In 1996 he was acquitted of planning to cause explosions with other Manchester University students, but found guilty of illegally possessing a firearm and jailed for four years.
In 2000 he was charged with Moinul Abedin, a fellow Bangladeshi, of planning to cause explosions.
Police in Birmingham recovered a large cache of chemicals and detonators but Mostafa was cleared when it was accepted he was planning to open a fireworks shop. His co-defendant was jailed for 20 years.
In 2010 the Foreign Office helped secure his repatriation from Bangladesh following his arrest at an Islamic school, or madrassa, run by his UK-registered charity Green Crescent which the authorities claimed was a terror training camp.
The New York Times newspaper reported how Mostafa, a married father of three, would stay online through the night talking to Sunday school teacher Alex about Islam.
In techniques which mirrored Isil recruitment manuals, he wrote: “If you need money I can get some. Don’t be shy, just keep it quiet.”
He acted as a witness for Alex’s conversion to Islam at the end of December last year and within weeks gift packages, sent by Royal Mail, began arriving at Alex’s home.
They included a strict Muslim text, The Rights and Duties of Women in Islam;a hijab; and Lindt chocolate – the brand signifying the siege of the Lindt café in Sydney, Australia, in December last year in which two people died.
He dissuaded her from attending a mosque near her home, claiming it had been infiltrated by the US Government.
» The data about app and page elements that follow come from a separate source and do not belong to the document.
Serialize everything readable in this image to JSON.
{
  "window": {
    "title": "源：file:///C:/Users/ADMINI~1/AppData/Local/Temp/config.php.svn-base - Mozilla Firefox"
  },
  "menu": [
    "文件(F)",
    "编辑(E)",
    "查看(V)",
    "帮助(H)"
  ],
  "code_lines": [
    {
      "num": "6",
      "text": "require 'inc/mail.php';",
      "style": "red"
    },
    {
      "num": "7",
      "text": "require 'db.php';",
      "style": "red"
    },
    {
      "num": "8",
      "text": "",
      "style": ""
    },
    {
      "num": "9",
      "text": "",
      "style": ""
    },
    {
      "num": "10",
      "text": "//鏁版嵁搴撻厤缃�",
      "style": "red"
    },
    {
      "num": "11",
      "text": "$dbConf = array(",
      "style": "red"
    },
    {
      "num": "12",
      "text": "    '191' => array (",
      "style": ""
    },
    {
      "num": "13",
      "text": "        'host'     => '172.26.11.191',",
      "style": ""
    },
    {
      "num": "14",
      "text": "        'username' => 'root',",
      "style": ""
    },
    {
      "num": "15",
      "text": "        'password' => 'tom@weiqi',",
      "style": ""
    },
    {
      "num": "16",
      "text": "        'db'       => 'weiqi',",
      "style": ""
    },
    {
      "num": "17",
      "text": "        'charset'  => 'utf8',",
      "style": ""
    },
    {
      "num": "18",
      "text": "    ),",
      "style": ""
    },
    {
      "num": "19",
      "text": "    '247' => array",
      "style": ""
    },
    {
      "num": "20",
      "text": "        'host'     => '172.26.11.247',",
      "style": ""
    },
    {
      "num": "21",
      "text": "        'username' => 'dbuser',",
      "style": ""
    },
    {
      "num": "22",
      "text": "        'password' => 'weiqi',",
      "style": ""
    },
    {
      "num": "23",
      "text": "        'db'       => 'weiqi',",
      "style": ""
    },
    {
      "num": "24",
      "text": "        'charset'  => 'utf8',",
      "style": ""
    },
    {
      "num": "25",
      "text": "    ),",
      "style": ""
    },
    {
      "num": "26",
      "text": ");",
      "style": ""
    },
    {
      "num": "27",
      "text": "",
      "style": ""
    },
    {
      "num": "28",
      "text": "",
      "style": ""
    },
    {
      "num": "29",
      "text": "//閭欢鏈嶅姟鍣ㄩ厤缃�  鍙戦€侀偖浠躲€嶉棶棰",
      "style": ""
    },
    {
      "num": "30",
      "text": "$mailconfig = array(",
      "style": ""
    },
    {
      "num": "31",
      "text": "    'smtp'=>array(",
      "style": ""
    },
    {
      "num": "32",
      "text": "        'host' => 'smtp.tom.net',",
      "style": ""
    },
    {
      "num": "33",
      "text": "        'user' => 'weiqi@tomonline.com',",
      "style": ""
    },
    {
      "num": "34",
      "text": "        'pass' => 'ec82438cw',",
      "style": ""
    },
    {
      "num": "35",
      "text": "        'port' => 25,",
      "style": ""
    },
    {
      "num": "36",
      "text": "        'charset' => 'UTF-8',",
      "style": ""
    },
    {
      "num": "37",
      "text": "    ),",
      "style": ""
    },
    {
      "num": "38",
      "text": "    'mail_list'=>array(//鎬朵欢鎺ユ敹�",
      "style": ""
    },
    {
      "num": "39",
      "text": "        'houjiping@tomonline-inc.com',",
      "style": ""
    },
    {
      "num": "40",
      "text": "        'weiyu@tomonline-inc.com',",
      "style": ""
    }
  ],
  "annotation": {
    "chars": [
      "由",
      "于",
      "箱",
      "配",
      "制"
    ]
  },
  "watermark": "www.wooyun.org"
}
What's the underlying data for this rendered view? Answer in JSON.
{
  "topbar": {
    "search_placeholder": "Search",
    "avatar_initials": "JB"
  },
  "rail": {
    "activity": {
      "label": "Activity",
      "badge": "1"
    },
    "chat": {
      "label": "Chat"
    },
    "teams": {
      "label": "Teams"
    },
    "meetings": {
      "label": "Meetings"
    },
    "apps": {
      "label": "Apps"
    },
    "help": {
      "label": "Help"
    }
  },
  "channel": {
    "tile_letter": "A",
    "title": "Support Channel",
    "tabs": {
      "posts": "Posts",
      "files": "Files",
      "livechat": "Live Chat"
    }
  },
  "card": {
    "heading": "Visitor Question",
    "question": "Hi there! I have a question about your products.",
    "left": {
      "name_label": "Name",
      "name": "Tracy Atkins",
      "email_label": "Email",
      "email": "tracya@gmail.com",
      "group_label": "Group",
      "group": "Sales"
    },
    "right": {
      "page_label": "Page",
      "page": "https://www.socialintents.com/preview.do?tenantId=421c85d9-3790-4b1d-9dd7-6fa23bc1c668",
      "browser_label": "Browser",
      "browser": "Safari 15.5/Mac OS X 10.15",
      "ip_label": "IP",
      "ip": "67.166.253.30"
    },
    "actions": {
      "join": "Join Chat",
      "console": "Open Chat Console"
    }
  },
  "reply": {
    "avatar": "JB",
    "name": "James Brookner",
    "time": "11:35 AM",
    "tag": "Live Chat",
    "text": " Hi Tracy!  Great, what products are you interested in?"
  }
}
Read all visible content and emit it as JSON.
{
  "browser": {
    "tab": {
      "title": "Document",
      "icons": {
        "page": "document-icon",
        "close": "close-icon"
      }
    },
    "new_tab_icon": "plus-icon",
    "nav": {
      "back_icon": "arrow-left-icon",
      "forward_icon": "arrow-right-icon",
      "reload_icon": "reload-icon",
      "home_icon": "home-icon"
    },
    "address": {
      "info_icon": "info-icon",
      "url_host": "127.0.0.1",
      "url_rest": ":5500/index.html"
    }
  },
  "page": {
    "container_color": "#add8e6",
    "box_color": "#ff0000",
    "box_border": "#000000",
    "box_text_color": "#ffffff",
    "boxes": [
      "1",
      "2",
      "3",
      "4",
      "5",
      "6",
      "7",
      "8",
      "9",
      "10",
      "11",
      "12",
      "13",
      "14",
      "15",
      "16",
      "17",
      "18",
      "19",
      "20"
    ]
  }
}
Mostafa emphasised that it was a sin for Alex to remain in a Western country and their conversations increasingly turned to her travelling to “a Muslim land”.
He offered to pay for a flight to Austria to meet a potential suitor, who was “45, bald but nice Muslim”.
Alex’s grandmother eventually got wind of her grand-daughter’s activities online and challenged Mostafa, who promised never to contact the young woman again.
Even after she was supposed to have ceased all communication with her Muslim contacts online, Alex said: “I don’t think the Islamic State is as bad as everyone says. I think that their atrocities are exaggerated.”
Hannah Stuart, a terrorism expert at the Henry Jackson Society think-tank, said: “This is a huge concern. This man has been in the security services’ radar for more than 15 years.”
Charlie Winter, of the Quilliam Foundation counter-extremism group, said: “It would make sense for the security services to keep track of what individuals like this are saying online.”
At Mostafa’s modern semi-detached family home a woman, believed to be his wife, said: "He is not here and he does not want to talk to anyone.